** Opening Entries shown block **
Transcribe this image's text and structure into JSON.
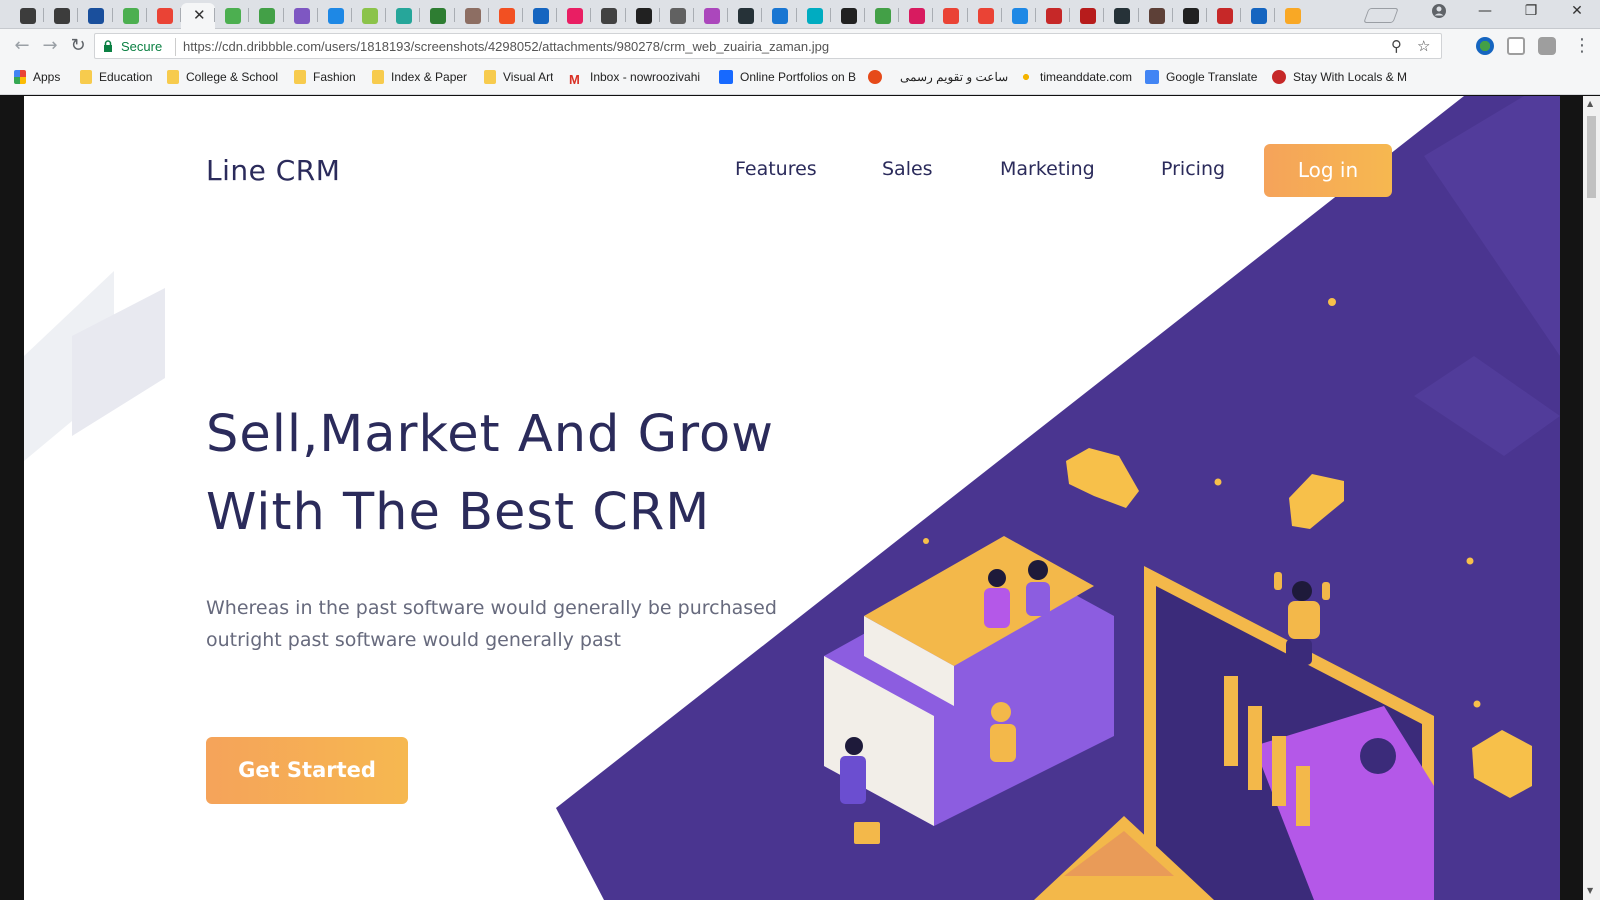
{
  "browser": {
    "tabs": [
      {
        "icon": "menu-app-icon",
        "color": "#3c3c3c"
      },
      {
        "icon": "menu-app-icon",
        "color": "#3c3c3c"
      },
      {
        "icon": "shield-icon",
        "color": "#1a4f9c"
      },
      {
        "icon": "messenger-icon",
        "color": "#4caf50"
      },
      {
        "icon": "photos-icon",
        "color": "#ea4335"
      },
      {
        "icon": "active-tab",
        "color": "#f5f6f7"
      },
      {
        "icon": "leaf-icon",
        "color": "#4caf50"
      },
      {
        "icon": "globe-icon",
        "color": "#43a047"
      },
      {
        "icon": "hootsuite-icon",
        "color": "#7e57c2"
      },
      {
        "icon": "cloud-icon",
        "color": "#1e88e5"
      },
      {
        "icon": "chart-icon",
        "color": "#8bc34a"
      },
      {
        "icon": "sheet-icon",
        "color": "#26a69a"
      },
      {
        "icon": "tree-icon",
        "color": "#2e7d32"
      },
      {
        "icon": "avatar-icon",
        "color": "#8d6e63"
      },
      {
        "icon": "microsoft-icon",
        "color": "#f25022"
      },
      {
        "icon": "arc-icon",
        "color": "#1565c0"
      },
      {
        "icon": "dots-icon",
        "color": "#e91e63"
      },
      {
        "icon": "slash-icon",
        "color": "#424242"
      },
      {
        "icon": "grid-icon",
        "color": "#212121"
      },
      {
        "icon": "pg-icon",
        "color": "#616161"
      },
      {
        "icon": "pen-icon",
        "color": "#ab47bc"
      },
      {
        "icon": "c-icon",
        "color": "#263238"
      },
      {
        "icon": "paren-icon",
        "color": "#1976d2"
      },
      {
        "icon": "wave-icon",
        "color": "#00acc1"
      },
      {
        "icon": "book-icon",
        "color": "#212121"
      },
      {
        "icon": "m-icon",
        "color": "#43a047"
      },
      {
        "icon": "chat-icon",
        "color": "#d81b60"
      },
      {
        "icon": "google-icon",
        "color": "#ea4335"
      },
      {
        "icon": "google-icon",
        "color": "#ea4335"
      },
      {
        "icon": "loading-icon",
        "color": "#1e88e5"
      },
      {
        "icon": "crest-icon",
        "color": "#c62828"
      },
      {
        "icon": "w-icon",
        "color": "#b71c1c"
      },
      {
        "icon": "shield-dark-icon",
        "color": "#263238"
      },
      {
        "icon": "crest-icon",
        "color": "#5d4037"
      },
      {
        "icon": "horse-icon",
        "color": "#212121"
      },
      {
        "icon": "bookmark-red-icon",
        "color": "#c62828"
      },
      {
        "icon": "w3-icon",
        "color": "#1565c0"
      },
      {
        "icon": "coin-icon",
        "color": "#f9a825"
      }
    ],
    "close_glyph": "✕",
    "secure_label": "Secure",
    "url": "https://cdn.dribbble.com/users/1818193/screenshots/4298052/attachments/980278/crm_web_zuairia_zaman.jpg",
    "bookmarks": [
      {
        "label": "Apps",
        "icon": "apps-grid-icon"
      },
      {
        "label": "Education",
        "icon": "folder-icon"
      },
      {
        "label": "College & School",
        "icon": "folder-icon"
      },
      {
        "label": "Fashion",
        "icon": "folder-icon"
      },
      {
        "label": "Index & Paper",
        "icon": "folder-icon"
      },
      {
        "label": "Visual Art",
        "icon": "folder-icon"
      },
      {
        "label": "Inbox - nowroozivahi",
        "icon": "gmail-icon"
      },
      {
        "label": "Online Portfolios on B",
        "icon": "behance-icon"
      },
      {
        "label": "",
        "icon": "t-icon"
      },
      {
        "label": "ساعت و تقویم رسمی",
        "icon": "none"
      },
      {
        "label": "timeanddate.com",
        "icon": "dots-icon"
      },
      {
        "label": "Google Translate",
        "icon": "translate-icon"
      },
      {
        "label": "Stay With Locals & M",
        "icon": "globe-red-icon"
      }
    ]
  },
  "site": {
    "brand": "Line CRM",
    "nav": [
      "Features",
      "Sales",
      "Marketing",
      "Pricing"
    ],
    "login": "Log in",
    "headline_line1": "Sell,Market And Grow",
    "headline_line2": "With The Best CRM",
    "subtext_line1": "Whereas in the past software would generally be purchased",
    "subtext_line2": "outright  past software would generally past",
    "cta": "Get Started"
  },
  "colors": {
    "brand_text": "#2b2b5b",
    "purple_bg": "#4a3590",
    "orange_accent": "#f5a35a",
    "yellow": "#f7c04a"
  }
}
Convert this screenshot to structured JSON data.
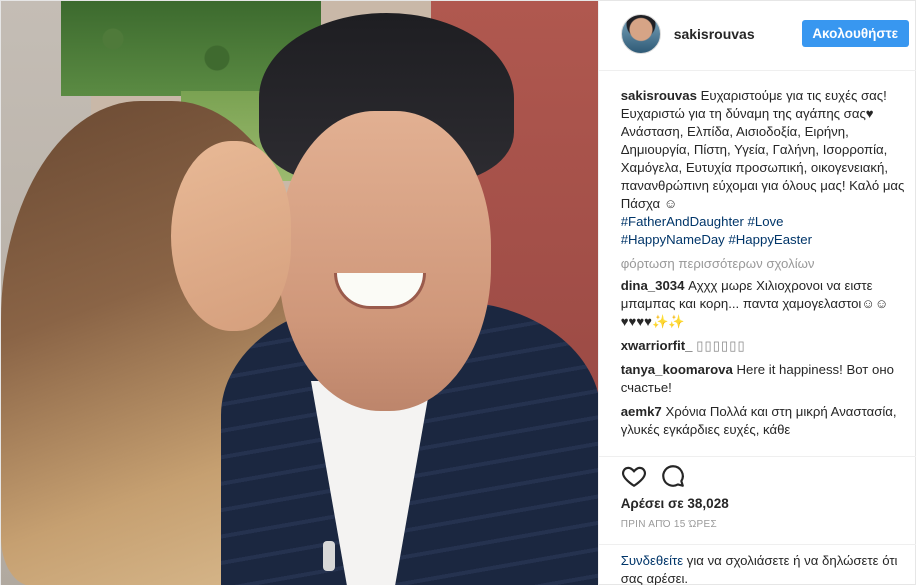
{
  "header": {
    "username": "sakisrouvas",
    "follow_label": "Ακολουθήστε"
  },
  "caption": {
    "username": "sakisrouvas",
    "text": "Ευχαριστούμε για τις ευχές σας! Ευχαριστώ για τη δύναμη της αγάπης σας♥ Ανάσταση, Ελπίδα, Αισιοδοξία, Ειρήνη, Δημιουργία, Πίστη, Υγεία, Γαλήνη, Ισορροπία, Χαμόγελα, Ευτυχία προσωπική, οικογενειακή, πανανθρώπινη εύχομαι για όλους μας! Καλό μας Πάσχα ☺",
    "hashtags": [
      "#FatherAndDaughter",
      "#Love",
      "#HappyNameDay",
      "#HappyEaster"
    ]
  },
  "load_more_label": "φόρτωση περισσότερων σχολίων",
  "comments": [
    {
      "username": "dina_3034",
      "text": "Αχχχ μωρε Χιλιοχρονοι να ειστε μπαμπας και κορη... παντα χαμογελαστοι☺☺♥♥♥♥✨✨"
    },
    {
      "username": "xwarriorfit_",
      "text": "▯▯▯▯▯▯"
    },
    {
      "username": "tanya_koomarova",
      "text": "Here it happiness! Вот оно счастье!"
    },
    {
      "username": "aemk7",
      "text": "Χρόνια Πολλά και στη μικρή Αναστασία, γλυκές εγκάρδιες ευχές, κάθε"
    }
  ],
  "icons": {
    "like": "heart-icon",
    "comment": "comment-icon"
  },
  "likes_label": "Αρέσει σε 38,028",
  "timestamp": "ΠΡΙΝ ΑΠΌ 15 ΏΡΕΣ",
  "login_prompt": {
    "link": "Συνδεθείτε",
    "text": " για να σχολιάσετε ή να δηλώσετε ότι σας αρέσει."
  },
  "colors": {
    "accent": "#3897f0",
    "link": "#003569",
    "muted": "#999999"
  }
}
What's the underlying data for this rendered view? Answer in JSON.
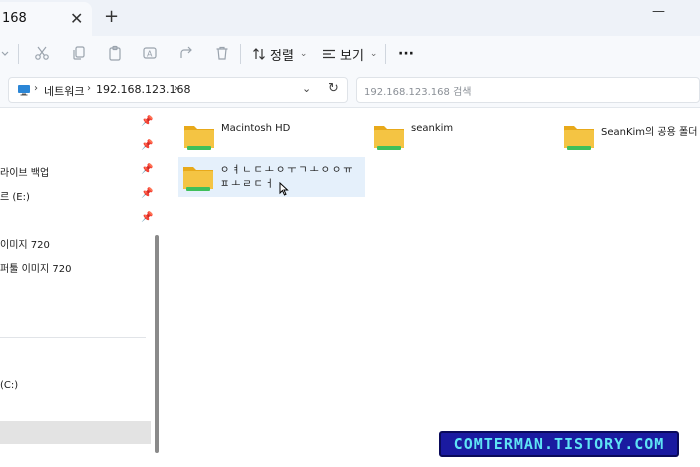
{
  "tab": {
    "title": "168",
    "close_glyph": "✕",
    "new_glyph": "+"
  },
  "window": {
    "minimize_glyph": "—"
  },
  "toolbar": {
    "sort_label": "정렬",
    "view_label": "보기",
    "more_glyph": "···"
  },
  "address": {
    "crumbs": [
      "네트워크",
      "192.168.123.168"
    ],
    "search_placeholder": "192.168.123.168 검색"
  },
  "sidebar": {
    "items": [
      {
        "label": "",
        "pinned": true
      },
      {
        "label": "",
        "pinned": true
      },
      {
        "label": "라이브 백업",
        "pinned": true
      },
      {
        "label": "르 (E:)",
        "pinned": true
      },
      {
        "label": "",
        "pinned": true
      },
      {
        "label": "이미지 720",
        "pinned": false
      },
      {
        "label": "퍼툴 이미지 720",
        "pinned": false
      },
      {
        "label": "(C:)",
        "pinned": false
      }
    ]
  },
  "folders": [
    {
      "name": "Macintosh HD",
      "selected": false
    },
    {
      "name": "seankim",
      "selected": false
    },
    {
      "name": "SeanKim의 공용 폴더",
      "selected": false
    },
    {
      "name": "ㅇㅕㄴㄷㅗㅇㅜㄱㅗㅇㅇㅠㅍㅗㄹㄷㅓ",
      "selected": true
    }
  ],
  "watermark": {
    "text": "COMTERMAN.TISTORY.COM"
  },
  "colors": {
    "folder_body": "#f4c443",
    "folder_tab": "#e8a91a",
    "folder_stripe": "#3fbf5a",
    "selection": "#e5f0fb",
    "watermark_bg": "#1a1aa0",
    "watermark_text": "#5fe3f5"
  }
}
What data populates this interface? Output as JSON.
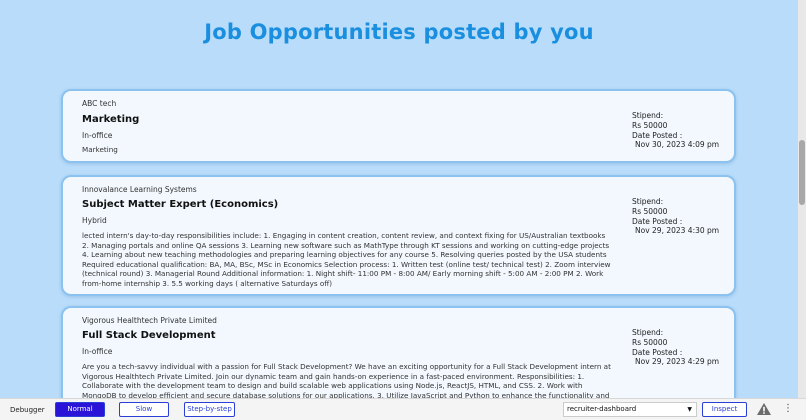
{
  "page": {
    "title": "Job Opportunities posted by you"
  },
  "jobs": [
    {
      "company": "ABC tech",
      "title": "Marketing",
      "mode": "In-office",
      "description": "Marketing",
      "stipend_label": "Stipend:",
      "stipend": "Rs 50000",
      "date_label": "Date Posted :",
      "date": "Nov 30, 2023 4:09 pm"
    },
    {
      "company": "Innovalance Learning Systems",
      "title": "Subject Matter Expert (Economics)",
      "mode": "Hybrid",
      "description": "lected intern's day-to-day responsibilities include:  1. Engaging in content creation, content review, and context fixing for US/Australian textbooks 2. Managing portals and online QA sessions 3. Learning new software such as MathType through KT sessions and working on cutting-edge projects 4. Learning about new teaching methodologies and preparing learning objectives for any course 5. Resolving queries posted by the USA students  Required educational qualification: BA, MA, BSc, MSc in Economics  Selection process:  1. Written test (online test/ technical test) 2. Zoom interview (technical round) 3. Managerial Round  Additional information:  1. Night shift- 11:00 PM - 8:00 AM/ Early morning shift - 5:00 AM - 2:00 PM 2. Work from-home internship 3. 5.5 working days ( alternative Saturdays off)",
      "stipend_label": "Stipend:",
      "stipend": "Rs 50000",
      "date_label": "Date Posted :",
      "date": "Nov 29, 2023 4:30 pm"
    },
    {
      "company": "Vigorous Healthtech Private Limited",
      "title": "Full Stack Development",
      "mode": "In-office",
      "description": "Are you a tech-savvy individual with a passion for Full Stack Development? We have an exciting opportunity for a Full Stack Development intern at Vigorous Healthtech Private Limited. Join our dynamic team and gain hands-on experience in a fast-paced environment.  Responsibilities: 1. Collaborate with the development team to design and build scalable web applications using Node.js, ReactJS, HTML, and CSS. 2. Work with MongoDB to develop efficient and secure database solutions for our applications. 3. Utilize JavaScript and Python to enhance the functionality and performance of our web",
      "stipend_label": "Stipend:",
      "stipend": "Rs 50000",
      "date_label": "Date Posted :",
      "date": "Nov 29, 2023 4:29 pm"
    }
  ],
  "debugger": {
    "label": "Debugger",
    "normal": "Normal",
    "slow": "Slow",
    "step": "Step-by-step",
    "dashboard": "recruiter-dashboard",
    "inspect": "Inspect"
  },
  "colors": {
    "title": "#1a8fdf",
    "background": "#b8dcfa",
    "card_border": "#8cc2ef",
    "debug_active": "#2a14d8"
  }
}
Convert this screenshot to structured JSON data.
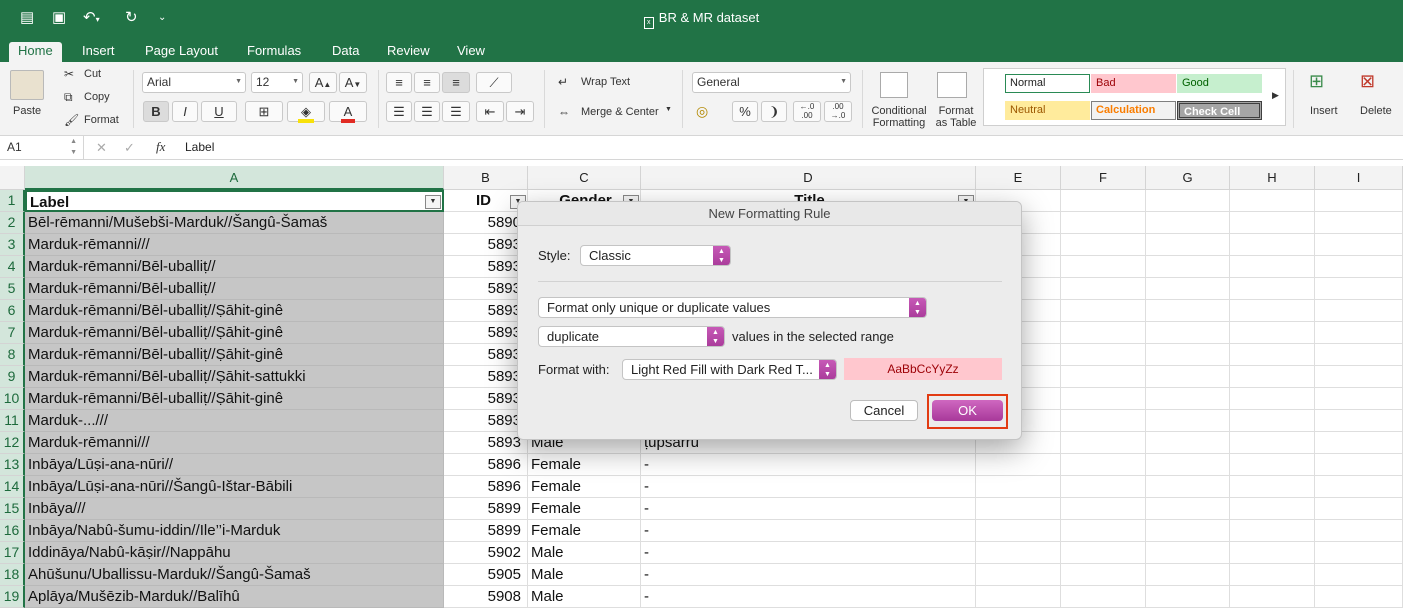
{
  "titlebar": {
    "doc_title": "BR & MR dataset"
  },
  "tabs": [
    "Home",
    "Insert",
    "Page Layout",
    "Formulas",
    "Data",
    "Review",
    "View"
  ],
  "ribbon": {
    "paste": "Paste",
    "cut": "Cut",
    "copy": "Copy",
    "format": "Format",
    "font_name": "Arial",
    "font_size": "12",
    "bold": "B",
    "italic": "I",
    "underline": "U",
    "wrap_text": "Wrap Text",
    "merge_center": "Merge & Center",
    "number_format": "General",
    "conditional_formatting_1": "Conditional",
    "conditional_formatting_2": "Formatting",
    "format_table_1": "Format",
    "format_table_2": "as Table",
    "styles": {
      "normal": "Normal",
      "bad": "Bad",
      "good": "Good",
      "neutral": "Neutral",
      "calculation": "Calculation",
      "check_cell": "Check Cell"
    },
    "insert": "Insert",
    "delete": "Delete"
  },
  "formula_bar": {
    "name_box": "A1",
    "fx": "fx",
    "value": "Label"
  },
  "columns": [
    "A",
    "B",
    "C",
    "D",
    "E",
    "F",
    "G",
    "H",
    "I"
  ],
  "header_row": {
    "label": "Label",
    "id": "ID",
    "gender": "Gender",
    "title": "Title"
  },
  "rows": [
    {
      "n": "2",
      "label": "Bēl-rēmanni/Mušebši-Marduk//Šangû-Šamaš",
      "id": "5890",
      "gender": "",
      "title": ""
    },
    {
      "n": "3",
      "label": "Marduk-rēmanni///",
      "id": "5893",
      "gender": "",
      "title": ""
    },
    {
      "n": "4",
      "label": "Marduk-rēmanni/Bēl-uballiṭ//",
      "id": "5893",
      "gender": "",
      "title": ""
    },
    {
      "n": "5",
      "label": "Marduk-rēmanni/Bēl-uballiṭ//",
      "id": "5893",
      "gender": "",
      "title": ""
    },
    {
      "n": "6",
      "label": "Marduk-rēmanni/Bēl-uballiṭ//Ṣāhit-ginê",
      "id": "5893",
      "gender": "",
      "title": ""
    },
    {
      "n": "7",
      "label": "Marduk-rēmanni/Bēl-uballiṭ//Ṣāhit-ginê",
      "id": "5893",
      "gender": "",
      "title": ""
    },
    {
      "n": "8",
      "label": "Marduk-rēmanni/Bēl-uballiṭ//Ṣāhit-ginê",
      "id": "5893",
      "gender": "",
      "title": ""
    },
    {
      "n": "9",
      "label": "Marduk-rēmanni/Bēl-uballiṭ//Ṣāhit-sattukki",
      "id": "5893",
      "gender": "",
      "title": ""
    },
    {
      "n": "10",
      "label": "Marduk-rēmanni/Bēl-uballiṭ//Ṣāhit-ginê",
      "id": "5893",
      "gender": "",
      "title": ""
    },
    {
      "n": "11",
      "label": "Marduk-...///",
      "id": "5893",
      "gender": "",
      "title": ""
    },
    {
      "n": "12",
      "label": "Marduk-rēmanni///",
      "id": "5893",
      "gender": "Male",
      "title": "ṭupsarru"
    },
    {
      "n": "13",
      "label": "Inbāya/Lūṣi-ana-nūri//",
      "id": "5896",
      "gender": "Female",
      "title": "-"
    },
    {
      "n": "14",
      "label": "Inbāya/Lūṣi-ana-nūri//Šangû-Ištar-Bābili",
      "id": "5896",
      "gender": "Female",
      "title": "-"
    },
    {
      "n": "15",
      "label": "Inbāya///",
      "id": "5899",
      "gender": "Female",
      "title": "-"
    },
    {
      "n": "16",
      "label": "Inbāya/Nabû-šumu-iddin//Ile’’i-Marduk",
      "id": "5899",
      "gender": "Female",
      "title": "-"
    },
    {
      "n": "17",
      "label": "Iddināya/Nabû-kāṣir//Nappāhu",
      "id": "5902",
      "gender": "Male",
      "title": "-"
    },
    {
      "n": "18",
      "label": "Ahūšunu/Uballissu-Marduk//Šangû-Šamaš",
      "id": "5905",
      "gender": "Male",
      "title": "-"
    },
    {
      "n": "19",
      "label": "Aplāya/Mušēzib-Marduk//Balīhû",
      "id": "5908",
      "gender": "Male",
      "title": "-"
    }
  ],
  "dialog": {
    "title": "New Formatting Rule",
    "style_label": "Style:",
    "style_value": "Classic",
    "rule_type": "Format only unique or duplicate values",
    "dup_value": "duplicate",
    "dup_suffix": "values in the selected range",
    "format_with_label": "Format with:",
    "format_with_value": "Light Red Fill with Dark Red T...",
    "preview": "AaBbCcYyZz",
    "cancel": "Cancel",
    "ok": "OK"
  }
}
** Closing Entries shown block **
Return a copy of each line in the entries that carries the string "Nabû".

■ **Exercise answer**
      "label": "Inbāya/Nabû-šumu-iddin//Ile’’i-Marduk",
      "label": "Iddināya/Nabû-kāṣir//Nappāhu",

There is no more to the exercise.